This dish has a lot of flexibility in its prep time. That is, I like to think ahead with the spinach noodle part by baking it the day before as the “pasta” seems to firm up much better with an over-night chill before attempting to slice it in lasagna-size sections. However, if you are pressed for time, 30-45 minutes in the ‘frig will work too. While I use a famous actor’s brand of marinara sauce, of course making a sauce from scratch would certainly add to the overall flavor of the dish -- as well as several hours of tantalizing aromatic preparation!

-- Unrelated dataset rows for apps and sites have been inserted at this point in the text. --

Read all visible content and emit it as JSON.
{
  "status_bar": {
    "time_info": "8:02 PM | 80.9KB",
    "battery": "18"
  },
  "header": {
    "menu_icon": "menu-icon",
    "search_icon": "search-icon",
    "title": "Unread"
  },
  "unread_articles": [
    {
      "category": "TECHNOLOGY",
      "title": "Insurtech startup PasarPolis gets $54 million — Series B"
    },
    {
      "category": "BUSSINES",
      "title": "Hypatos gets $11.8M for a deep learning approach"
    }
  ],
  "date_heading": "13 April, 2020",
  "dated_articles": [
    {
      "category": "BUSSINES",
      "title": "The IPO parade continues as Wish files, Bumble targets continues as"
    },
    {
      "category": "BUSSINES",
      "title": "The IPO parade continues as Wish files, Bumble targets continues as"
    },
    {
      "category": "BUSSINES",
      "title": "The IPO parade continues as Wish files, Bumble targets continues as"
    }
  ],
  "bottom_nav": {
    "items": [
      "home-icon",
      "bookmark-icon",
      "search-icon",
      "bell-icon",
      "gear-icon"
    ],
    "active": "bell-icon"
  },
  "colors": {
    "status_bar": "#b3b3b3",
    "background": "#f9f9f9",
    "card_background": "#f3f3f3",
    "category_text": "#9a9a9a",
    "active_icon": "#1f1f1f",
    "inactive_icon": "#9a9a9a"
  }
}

Also use all the noodle batter, even if it seems a bit thick in the baking dish before baking; it will definitely thin out during the cooking process. Long, smooth strokes with a spatula is the key to achieving a uniformly thick, smooth and flat noodle. And don’t worry about a few “wrinkles” in the cooked lasagna noodle either as the second bake will take care of it – and the first bite will make you forget all wrinkled noodle concerns!
It’s hard to believe that this three-layer dish of beautiful goodness contains a glycemic load of only 9.5, making for a guilt-less second helping. So it turns out that a world without pasta can be just as delicious as the “real” thing, just minus the carbs. Enjoy!
Makes Servings: 4
For the “Noodles”
10 ounces Baby Spinach, steamed, drained and chopped
4 ounces Cream Cheese – Softened
¼ cup Parmesan Cheese – Grated
1¼ cup Mozzarella Cheese – Shredded
1 teaspoon Melissa’s Organic Italian Seasoning Grinder
1 teaspoon Melissa’s Organic Garlic & Herb Sea Salt Grinder
¼ teaspoon Onion Powder
For the Filling
1 pound Ground Beef
1½ cups Three Cheese Marinara Sauce, Divided
¾ cup Mozzarella Cheese – Shredded
6 Tablespoons Whole Milk Ricotta Cheese
1 Tablespoon Fresh Peeled Shallots, minced
1 teaspoon Fresh Oregano
1 teaspoon Fresh Garlic
1 Tablespoon Fresh Basil
1 Tablespoon Melissa’s Organic Italian Seasoning Grinder
Preparation – Noodles
In a large mixing bowl, using a hand mixer, cream together cream cheese and eggs. Next, add Parmesan cheese, Italian seasoning, garlic powder, and onion powder. Mix until all ingredients are well combined. Fold in mozzarella cheese and spinach, then mix until well incorporated.
Line a 9×13 baking dish with parchment paper. With a rubber spatula, spread the mixture into the baking dish, forming a nice even layer. Bake on the middle rack in an oven preheated to 375° for 20-25 minutes.
When the “noodles” are done baking, cool in the fridge for 30 minutes and then slice into thirds. This makes three perfectly sized “noodle” layers for a loaf pan.
Preparation – Filling
In a large skillet, over medium-high heat, combine ground beef, minced onion, oregano, garlic powder, dried basil and a pinch of salt. Cook until meat is browned. Drain excess fat from pan and add ¾ cup marinara sauce to meat. Reduce heat to low and simmer for 10 minutes.
Pour ¼ cup marinara sauce into bottom of loaf pan. Top with the first “noodle” section, then layer a third of the ground beef mixture, top with ¼ cup mozzarella cheese and 3 Tbs. ricotta cheese and cover with another “noodle” layer. Repeat these steps again for a second layer.
Cover the top “noodle” layer with remaining sauce, ground beef, and mozzarella cheese. Sprinkle Italian seasoning over top. Bake for 20 minutes.